▶ _EXERCISE DETAILS_
A complete answer includes every line below with the word "Insert".

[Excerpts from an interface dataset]
_ _ _
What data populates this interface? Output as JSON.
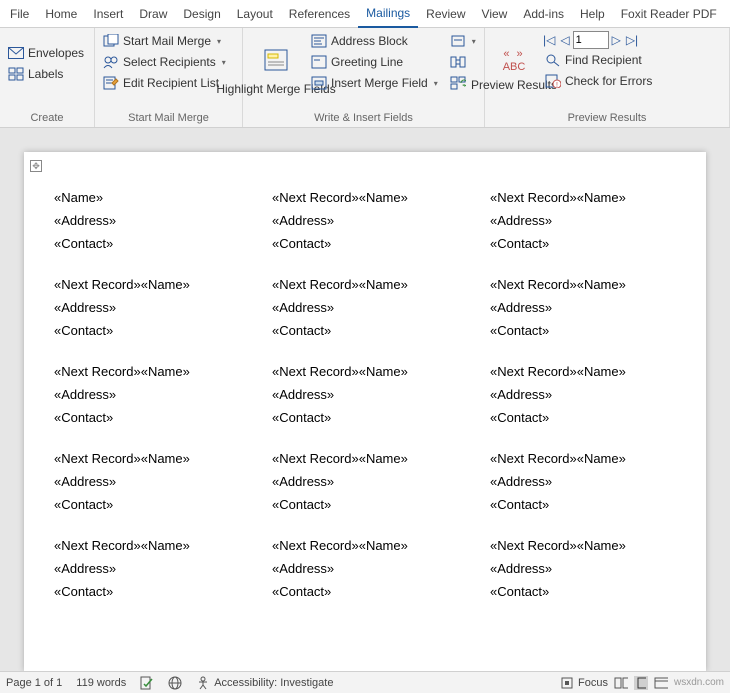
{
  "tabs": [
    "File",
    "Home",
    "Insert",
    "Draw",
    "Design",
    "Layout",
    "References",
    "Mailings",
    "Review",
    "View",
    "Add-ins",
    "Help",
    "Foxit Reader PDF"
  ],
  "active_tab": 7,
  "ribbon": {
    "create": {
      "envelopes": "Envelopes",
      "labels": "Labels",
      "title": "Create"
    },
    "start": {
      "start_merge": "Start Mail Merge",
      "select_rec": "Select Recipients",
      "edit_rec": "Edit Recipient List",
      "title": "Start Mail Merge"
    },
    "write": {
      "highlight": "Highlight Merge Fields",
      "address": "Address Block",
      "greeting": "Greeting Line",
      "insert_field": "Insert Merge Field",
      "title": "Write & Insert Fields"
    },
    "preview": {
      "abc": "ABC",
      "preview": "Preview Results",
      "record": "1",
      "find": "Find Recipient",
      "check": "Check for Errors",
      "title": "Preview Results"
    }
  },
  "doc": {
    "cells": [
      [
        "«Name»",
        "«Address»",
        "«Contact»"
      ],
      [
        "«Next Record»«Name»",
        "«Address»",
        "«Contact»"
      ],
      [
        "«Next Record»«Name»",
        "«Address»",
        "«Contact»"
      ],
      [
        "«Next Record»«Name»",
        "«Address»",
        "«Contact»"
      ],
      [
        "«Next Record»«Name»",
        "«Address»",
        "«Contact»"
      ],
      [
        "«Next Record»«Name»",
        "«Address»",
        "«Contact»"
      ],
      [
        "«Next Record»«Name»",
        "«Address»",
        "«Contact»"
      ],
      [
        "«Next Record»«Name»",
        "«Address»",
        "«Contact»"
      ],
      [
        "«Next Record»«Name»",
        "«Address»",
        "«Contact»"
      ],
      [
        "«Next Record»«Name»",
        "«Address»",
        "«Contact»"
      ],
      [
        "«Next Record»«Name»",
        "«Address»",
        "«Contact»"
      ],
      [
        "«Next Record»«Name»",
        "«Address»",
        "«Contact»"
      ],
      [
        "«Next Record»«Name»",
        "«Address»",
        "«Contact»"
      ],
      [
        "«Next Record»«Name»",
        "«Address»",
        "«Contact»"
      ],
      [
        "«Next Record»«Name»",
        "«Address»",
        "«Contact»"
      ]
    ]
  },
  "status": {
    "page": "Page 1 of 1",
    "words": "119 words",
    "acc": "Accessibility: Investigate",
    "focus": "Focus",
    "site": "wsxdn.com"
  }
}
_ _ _
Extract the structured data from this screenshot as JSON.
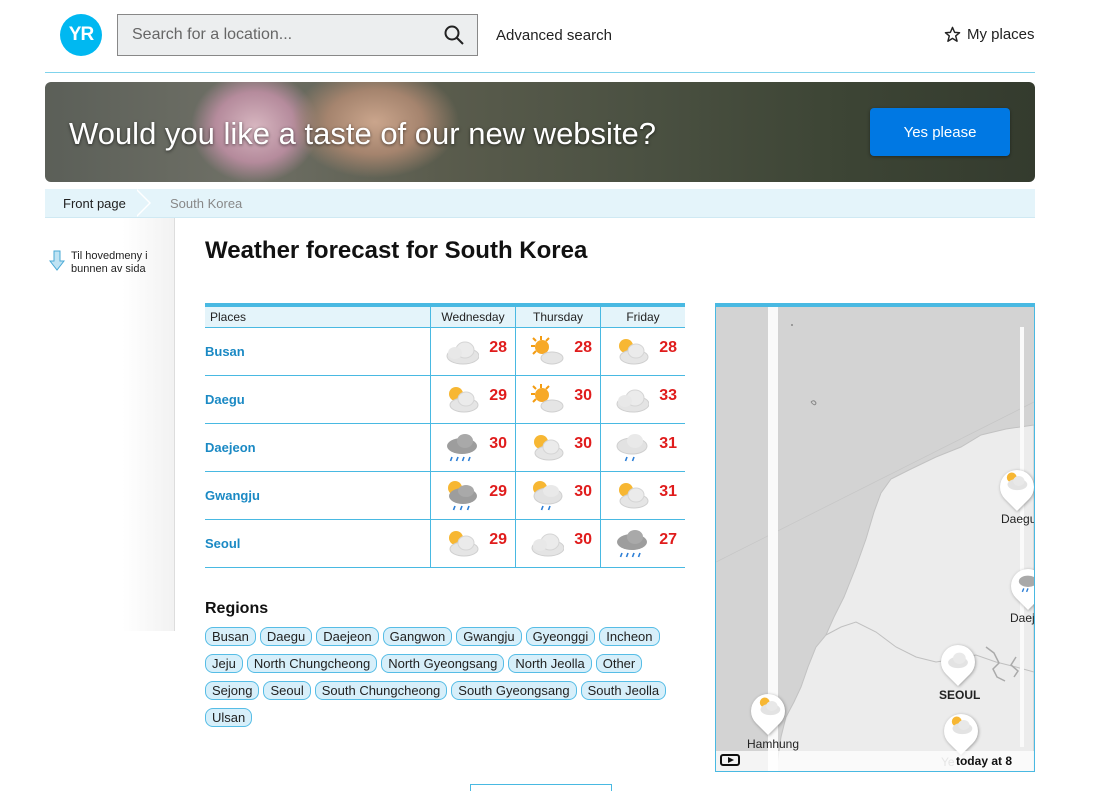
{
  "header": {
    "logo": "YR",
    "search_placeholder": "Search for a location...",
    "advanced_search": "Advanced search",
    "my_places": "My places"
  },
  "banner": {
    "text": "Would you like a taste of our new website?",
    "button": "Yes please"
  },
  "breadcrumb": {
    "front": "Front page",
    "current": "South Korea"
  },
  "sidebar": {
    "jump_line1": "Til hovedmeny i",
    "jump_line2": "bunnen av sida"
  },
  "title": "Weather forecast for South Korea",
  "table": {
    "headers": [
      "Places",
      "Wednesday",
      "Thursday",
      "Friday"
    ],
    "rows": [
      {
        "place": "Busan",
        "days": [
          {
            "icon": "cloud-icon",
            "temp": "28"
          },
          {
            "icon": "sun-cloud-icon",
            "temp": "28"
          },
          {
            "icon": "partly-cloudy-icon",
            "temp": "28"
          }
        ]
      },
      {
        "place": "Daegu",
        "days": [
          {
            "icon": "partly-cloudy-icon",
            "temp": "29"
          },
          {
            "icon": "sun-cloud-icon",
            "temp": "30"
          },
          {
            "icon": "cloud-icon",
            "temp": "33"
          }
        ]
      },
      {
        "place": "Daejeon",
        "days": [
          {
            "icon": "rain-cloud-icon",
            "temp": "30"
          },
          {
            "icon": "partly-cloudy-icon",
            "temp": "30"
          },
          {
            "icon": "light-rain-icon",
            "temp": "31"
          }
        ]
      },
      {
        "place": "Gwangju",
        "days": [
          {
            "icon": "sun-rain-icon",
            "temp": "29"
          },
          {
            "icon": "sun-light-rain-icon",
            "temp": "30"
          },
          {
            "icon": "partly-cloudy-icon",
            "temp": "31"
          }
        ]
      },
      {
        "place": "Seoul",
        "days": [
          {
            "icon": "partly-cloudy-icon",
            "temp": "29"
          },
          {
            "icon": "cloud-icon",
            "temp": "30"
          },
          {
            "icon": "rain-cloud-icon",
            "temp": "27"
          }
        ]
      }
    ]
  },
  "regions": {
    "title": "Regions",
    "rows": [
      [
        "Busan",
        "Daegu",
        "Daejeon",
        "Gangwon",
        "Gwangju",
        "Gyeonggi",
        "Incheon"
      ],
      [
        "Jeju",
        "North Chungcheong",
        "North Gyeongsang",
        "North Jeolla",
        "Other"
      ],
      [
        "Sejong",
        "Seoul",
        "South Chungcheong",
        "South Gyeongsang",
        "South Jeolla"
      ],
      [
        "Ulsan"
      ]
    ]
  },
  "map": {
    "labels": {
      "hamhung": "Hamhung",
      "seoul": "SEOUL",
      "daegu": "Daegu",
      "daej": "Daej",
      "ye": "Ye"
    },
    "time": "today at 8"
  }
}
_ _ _
▶ _WRITTEN REPLY_
    "Insert",
      "insert_field": "Insert Merge Field",
      "title": "Write & Insert Fields"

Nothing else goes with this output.